“If you do this and it brings you nothing but anxiety, isn’t that defeating the purpose of teaching yoga?” my son asked, his brothers, and my husband nodding in accord and looking at me expectantly.
I have no answer for them other than the slowly revealing one: that each time I teach, it gets a little better. I’m perfectly happy to admit that I’m at the stage where I need I need I need positive feedback.
After dinner, the conversation continues in our bedroom.
“They keep coming back, right? No one has asked for a refund, right?” my husband asks when I pace from plank to downward facing dog to plank to upward facing dog like a Newton’s Cradle toy, just to flush out my anxiety.
“No.” I answer on my presses back to plank. Rats, shoulda answered that on the exhale press back to dog… when will I ever learn?!
“Then just keep showing up. They will too. You’re good at this, Mol,” he sighs, exasperation and humor in his voice over the irony of it all.
Our bedroom door creaks open.
A little shape is in the crack; his silhouette formed by the light in the background.
“Mom? My quads are really tight. Those are my muscles in the front legs, yeah?” Thing 3 asks.
“Yeah, buddy. That’s where they are. Can’t you sleep?” I ask, silently hoping inside that he’ll say no and that he’ll need a cuddle and a moment here. With me.
“I can’t sleep because you won’t stop talking, but also because, yeah, my quads are tight. I think it’s from growing pains,” he says. “Can we do some yoga? To help stretch them out?”
“Sure buddy. Go get your mat.” And he turns around because it’s right outside the door and he drags it in and we do some yoga together.
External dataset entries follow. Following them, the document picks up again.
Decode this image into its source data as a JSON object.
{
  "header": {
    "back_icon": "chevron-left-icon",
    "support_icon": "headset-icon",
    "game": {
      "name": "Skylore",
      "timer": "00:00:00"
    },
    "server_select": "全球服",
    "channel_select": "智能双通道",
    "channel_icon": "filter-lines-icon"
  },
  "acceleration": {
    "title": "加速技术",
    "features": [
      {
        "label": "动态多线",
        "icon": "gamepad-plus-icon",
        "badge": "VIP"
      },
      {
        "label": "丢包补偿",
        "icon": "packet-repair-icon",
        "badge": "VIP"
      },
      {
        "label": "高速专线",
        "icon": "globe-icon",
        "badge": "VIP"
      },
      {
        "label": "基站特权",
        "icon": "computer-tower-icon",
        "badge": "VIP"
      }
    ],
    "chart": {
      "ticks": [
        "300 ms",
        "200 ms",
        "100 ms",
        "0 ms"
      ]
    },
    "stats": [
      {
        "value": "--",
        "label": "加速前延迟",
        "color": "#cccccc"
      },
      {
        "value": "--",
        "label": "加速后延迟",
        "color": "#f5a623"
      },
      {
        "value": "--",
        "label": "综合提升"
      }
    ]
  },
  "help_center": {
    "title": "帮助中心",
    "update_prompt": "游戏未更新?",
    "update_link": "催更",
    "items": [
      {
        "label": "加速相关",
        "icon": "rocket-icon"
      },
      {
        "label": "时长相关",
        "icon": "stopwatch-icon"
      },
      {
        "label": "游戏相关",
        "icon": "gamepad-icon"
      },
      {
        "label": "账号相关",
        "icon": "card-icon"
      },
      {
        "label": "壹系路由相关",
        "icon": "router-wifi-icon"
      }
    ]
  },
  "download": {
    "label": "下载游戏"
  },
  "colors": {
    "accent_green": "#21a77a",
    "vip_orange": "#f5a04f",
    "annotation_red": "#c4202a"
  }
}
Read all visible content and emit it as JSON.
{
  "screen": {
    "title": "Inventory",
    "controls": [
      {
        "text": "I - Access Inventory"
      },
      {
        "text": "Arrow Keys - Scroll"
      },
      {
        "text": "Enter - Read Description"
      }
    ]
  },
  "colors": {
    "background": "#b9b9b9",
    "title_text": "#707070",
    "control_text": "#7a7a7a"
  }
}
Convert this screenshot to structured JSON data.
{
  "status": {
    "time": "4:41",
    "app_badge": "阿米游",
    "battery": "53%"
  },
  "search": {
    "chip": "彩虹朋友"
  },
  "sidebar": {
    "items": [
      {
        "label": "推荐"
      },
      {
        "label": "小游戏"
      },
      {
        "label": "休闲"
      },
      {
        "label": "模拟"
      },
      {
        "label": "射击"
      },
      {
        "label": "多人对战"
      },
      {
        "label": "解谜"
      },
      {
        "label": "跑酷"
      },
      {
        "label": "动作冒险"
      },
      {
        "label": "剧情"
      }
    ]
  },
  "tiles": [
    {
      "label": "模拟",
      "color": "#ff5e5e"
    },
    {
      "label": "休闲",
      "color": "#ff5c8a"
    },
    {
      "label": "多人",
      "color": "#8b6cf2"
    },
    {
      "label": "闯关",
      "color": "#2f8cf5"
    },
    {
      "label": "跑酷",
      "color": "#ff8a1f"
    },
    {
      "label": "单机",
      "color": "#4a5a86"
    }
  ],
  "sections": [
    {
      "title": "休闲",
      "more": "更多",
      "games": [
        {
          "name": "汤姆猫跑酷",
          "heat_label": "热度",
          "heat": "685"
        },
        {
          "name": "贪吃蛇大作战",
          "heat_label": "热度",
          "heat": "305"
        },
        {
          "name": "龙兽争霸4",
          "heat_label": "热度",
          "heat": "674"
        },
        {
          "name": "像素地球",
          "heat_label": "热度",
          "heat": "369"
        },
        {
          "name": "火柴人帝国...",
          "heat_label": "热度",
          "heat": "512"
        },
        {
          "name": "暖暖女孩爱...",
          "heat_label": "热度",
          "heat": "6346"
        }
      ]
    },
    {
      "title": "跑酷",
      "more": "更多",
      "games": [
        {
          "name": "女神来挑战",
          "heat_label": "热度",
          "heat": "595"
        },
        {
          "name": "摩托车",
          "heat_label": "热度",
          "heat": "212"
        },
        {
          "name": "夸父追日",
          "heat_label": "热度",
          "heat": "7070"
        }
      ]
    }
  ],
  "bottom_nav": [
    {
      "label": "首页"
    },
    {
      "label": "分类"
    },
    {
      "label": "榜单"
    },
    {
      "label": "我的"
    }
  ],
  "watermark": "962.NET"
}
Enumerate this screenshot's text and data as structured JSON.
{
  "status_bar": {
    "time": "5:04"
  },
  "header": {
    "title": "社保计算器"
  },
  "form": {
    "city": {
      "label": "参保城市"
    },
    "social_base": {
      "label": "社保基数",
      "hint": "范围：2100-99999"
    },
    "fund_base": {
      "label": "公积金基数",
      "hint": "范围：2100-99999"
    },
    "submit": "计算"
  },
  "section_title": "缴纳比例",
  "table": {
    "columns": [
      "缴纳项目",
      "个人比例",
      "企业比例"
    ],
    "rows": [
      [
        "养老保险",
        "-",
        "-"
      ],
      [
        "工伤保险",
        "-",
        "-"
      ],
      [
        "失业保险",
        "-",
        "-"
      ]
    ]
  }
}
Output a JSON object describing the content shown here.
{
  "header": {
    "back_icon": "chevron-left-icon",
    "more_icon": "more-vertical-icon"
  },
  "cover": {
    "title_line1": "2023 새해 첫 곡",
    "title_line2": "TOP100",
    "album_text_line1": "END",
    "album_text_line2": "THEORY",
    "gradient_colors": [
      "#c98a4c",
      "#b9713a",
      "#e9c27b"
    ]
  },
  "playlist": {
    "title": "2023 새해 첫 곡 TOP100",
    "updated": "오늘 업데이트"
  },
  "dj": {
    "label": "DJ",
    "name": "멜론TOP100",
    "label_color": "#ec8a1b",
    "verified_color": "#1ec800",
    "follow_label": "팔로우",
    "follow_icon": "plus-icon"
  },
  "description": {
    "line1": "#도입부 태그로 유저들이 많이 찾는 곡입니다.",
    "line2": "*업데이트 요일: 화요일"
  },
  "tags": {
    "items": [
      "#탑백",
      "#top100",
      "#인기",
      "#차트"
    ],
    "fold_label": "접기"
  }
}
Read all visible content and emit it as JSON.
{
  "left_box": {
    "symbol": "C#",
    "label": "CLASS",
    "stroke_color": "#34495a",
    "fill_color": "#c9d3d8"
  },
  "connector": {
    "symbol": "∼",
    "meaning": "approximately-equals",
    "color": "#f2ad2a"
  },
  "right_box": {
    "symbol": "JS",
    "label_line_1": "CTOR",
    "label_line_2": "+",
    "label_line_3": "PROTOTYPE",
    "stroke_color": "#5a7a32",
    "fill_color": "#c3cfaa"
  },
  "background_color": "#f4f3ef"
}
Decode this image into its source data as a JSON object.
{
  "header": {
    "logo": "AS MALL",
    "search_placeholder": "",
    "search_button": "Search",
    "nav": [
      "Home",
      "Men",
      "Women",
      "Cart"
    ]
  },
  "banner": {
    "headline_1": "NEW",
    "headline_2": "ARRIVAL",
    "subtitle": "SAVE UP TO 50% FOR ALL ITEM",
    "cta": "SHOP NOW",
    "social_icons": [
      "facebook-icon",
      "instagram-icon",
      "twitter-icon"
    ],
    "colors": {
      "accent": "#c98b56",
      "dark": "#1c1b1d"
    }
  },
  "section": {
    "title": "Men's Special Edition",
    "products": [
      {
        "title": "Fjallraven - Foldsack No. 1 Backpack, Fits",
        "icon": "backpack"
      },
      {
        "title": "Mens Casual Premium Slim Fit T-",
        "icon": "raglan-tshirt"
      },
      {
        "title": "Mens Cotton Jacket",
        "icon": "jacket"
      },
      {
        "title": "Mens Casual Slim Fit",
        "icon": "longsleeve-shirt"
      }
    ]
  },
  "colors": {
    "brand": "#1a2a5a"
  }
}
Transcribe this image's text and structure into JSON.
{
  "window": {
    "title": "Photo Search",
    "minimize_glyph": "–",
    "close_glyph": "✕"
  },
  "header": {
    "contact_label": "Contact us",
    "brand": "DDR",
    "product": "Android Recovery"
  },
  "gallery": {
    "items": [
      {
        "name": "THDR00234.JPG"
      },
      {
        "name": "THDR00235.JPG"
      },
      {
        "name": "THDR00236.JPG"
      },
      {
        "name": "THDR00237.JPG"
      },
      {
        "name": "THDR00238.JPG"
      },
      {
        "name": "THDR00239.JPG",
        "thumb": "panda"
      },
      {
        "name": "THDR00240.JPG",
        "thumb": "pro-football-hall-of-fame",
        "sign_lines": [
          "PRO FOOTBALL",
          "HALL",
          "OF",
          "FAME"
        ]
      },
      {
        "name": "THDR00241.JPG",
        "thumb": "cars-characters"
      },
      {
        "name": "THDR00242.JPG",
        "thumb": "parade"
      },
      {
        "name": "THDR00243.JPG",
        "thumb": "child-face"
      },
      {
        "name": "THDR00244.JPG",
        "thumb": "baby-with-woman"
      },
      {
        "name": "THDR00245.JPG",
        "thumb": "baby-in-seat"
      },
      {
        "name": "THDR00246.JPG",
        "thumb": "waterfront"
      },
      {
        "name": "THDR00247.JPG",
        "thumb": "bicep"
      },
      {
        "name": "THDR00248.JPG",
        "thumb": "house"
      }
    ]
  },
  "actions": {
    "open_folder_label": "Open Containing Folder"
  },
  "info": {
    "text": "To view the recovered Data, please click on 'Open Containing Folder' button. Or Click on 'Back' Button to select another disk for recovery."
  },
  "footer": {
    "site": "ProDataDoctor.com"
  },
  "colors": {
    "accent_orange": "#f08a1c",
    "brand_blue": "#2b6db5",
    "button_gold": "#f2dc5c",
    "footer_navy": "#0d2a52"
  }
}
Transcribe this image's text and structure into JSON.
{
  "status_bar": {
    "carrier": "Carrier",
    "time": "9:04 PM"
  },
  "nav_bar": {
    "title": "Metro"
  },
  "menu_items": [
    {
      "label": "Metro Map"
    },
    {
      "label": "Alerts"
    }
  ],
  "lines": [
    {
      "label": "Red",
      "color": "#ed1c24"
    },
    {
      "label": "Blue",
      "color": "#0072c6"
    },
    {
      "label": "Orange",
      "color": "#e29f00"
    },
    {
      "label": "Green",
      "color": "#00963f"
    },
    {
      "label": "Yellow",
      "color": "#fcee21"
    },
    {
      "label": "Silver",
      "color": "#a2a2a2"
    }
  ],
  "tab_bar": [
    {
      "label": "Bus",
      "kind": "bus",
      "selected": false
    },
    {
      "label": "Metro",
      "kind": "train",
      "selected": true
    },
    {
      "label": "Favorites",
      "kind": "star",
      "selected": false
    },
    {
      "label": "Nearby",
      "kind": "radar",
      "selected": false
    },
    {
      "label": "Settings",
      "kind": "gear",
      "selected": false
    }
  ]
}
He asked me to buy an app for him where we can design a bedtime routine for him. He does it, but he prefers me to teach him. I watch the routine, and give him pointers.
Yup. We all just want to heal a little.
As I understand it, there are many forms of yoga including Bhakti yoga, Karma yoga, and Jnana yoga. Hatha yoga which seems to be the most popular form in the West, works well for many people especially when some degree of mindfulness is brought to it. However, as my teachers have shared with me, mindfulness can be practiced without the need for yoga poses. If Hatha yoga is your path and it increases your concentration, equanimity, and sensory clarity great. Who can argue with success.
Hi Wayne! Yes, many forms of yoga are out there, and as you suggest, not all of them are movement oriented.
Yoga is the philosophy, “asana” is the motion, the pose. I don’t get into that distinction here, yet, because it’s largely a likely western audience I reach. I suppose I could do that.
Hatha is my focus; motion is my instrument. Mindfulness is my goal. Not everyone has that goal initially, it just happens if you get out of your own way. Hatha “speaks” to the west, possibly, because we are so competitive and hell-bent on work ethic. -m